**TASK BRIEF:**
Please retype the data in full and exactly; the pictures are not part of the copy.

==================================================

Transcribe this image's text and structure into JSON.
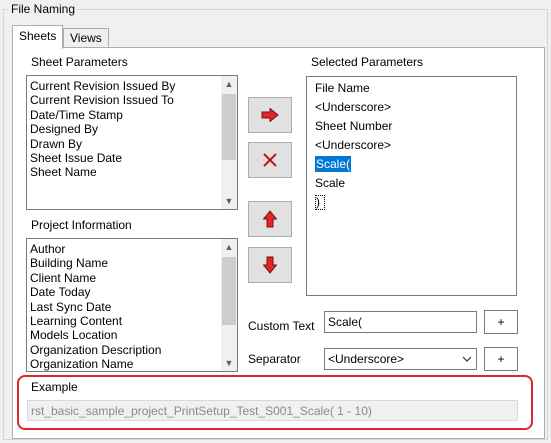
{
  "window": {
    "group_title": "File Naming",
    "tabs": [
      {
        "label": "Sheets",
        "active": true
      },
      {
        "label": "Views",
        "active": false
      }
    ]
  },
  "sheet_parameters": {
    "label": "Sheet Parameters",
    "items": [
      "Current Revision Issued By",
      "Current Revision Issued To",
      "Date/Time Stamp",
      "Designed By",
      "Drawn By",
      "Sheet Issue Date",
      "Sheet Name"
    ]
  },
  "project_information": {
    "label": "Project Information",
    "items": [
      "Author",
      "Building Name",
      "Client Name",
      "Date Today",
      "Last Sync Date",
      "Learning Content",
      "Models Location",
      "Organization Description",
      "Organization Name"
    ]
  },
  "selected_parameters": {
    "label": "Selected Parameters",
    "items": [
      {
        "text": "File Name",
        "selected": false
      },
      {
        "text": "<Underscore>",
        "selected": false
      },
      {
        "text": "Sheet Number",
        "selected": false
      },
      {
        "text": "<Underscore>",
        "selected": false
      },
      {
        "text": "Scale(",
        "selected": true
      },
      {
        "text": "Scale",
        "selected": false
      },
      {
        "text": ")",
        "selected": false,
        "focused": true
      }
    ]
  },
  "buttons": {
    "add_icon": "arrow-right-icon",
    "remove_icon": "x-icon",
    "move_up_icon": "arrow-up-icon",
    "move_down_icon": "arrow-down-icon",
    "plus_label": "+"
  },
  "custom_text": {
    "label": "Custom Text",
    "value": "Scale("
  },
  "separator": {
    "label": "Separator",
    "value": "<Underscore>"
  },
  "example": {
    "label": "Example",
    "value": "rst_basic_sample_project_PrintSetup_Test_S001_Scale( 1 - 10)"
  },
  "colors": {
    "accent_red": "#e0262a",
    "selection_blue": "#0078d7"
  }
}
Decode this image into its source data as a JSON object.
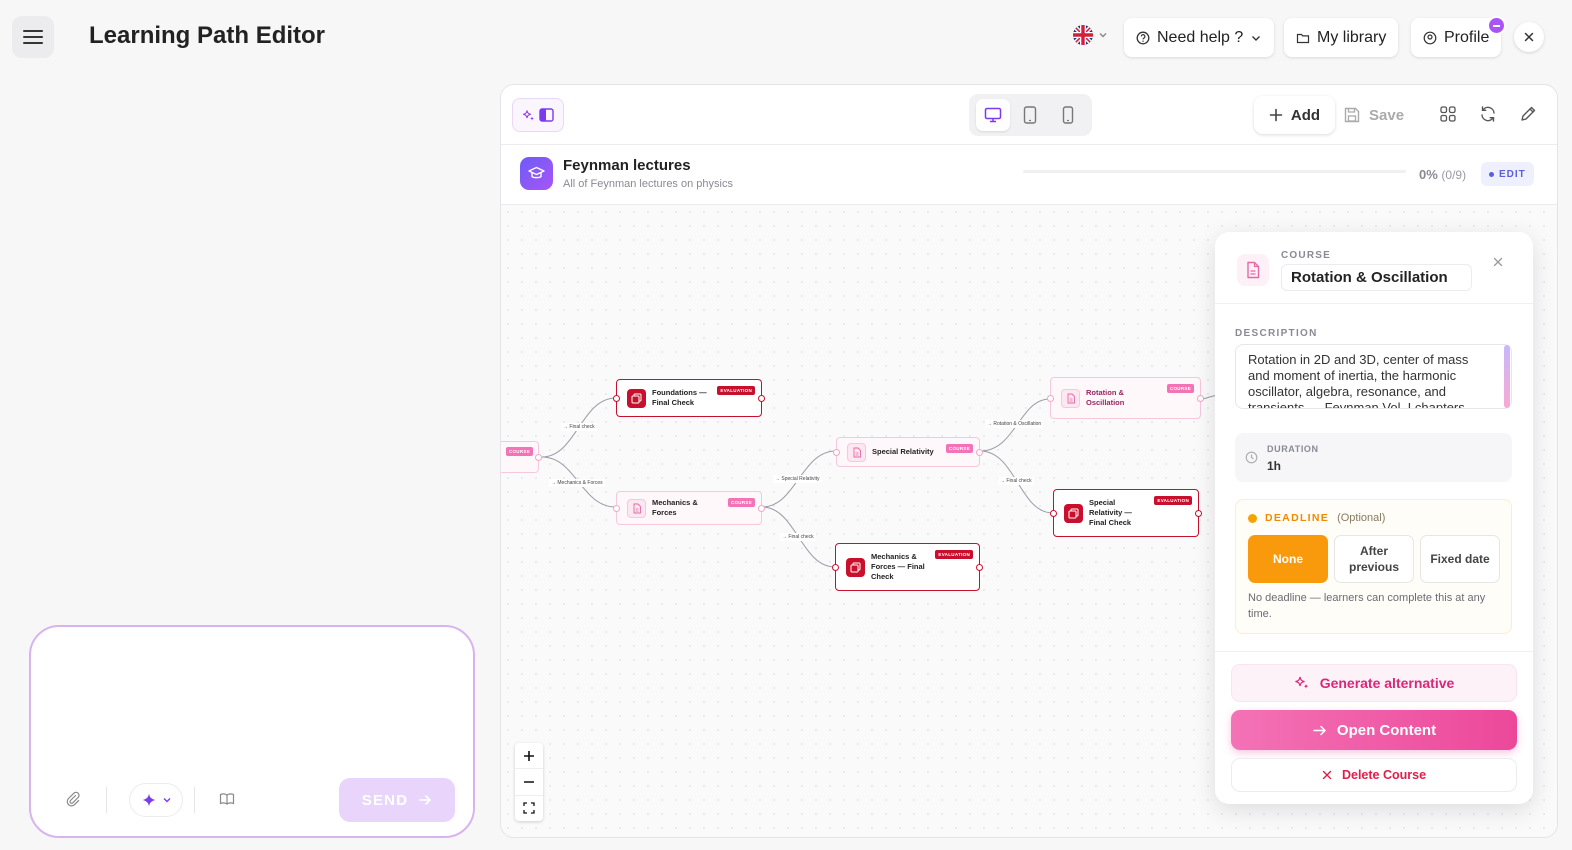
{
  "header": {
    "title": "Learning Path Editor",
    "help_label": "Need help ?",
    "library_label": "My library",
    "profile_label": "Profile"
  },
  "chat": {
    "send_label": "SEND"
  },
  "toolbar": {
    "add_label": "Add",
    "save_label": "Save"
  },
  "path": {
    "title": "Feynman lectures",
    "subtitle": "All of Feynman lectures on physics",
    "progress_pct": "0%",
    "progress_count": "(0/9)",
    "progress_fraction": 0,
    "edit_label": "EDIT"
  },
  "graph": {
    "nodes": [
      {
        "label": "",
        "tag": "COURSE"
      },
      {
        "label": "Foundations — Final Check",
        "tag": "EVALUATION"
      },
      {
        "label": "Mechanics & Forces",
        "tag": "COURSE"
      },
      {
        "label": "Special Relativity",
        "tag": "COURSE"
      },
      {
        "label": "Mechanics & Forces — Final Check",
        "tag": "EVALUATION"
      },
      {
        "label": "Rotation & Oscillation",
        "tag": "COURSE"
      },
      {
        "label": "Special Relativity — Final Check",
        "tag": "EVALUATION"
      }
    ],
    "edges": [
      {
        "label": "→ Final check"
      },
      {
        "label": "→ Mechanics & Forces"
      },
      {
        "label": "→ Special Relativity"
      },
      {
        "label": "→ Final check"
      },
      {
        "label": "→ Rotation & Oscillation"
      },
      {
        "label": "→ Final check"
      }
    ]
  },
  "panel": {
    "type_label": "COURSE",
    "title": "Rotation & Oscillation",
    "description_label": "DESCRIPTION",
    "description": "Rotation in 2D and 3D, center of mass and moment of inertia, the harmonic oscillator, algebra, resonance, and transients — Feynman Vol. I chapters",
    "duration_label": "DURATION",
    "duration_value": "1h",
    "deadline_label": "DEADLINE",
    "deadline_optional": "(Optional)",
    "deadline_options": [
      "None",
      "After previous",
      "Fixed date"
    ],
    "deadline_selected": "None",
    "deadline_note": "No deadline — learners can complete this at any time.",
    "generate_label": "Generate alternative",
    "open_label": "Open Content",
    "delete_label": "Delete Course"
  },
  "colors": {
    "accent_purple": "#a855f7",
    "course_pink": "#f472b6",
    "evaluation_red": "#c8102e",
    "deadline_orange": "#f99a0d",
    "delete_red": "#e11d48"
  }
}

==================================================

**SOLVED PROBLEM:**
Transcribe this image's text and structure into JSON.
{
  "window": {
    "group_title": "File Naming",
    "tabs": [
      {
        "label": "Sheets",
        "active": true
      },
      {
        "label": "Views",
        "active": false
      }
    ]
  },
  "sheet_parameters": {
    "label": "Sheet Parameters",
    "items": [
      "Current Revision Issued By",
      "Current Revision Issued To",
      "Date/Time Stamp",
      "Designed By",
      "Drawn By",
      "Sheet Issue Date",
      "Sheet Name"
    ]
  },
  "project_information": {
    "label": "Project Information",
    "items": [
      "Author",
      "Building Name",
      "Client Name",
      "Date Today",
      "Last Sync Date",
      "Learning Content",
      "Models Location",
      "Organization Description",
      "Organization Name"
    ]
  },
  "selected_parameters": {
    "label": "Selected Parameters",
    "items": [
      {
        "text": "File Name",
        "selected": false
      },
      {
        "text": "<Underscore>",
        "selected": false
      },
      {
        "text": "Sheet Number",
        "selected": false
      },
      {
        "text": "<Underscore>",
        "selected": false
      },
      {
        "text": "Scale(",
        "selected": true
      },
      {
        "text": "Scale",
        "selected": false
      },
      {
        "text": ")",
        "selected": false,
        "focused": true
      }
    ]
  },
  "buttons": {
    "add_icon": "arrow-right-icon",
    "remove_icon": "x-icon",
    "move_up_icon": "arrow-up-icon",
    "move_down_icon": "arrow-down-icon",
    "plus_label": "+"
  },
  "custom_text": {
    "label": "Custom Text",
    "value": "Scale("
  },
  "separator": {
    "label": "Separator",
    "value": "<Underscore>"
  },
  "example": {
    "label": "Example",
    "value": "rst_basic_sample_project_PrintSetup_Test_S001_Scale( 1 - 10)"
  },
  "colors": {
    "accent_red": "#e0262a",
    "selection_blue": "#0078d7"
  }
}
Decode this image into its source data as a JSON object.
{
  "header": {
    "title": "Learning Path Editor",
    "help_label": "Need help ?",
    "library_label": "My library",
    "profile_label": "Profile"
  },
  "chat": {
    "send_label": "SEND"
  },
  "toolbar": {
    "add_label": "Add",
    "save_label": "Save"
  },
  "path": {
    "title": "Feynman lectures",
    "subtitle": "All of Feynman lectures on physics",
    "progress_pct": "0%",
    "progress_count": "(0/9)",
    "progress_fraction": 0,
    "edit_label": "EDIT"
  },
  "graph": {
    "nodes": [
      {
        "label": "",
        "tag": "COURSE"
      },
      {
        "label": "Foundations — Final Check",
        "tag": "EVALUATION"
      },
      {
        "label": "Mechanics & Forces",
        "tag": "COURSE"
      },
      {
        "label": "Special Relativity",
        "tag": "COURSE"
      },
      {
        "label": "Mechanics & Forces — Final Check",
        "tag": "EVALUATION"
      },
      {
        "label": "Rotation & Oscillation",
        "tag": "COURSE"
      },
      {
        "label": "Special Relativity — Final Check",
        "tag": "EVALUATION"
      }
    ],
    "edges": [
      {
        "label": "→ Final check"
      },
      {
        "label": "→ Mechanics & Forces"
      },
      {
        "label": "→ Special Relativity"
      },
      {
        "label": "→ Final check"
      },
      {
        "label": "→ Rotation & Oscillation"
      },
      {
        "label": "→ Final check"
      }
    ]
  },
  "panel": {
    "type_label": "COURSE",
    "title": "Rotation & Oscillation",
    "description_label": "DESCRIPTION",
    "description": "Rotation in 2D and 3D, center of mass and moment of inertia, the harmonic oscillator, algebra, resonance, and transients — Feynman Vol. I chapters",
    "duration_label": "DURATION",
    "duration_value": "1h",
    "deadline_label": "DEADLINE",
    "deadline_optional": "(Optional)",
    "deadline_options": [
      "None",
      "After previous",
      "Fixed date"
    ],
    "deadline_selected": "None",
    "deadline_note": "No deadline — learners can complete this at any time.",
    "generate_label": "Generate alternative",
    "open_label": "Open Content",
    "delete_label": "Delete Course"
  },
  "colors": {
    "accent_purple": "#a855f7",
    "course_pink": "#f472b6",
    "evaluation_red": "#c8102e",
    "deadline_orange": "#f99a0d",
    "delete_red": "#e11d48"
  }
}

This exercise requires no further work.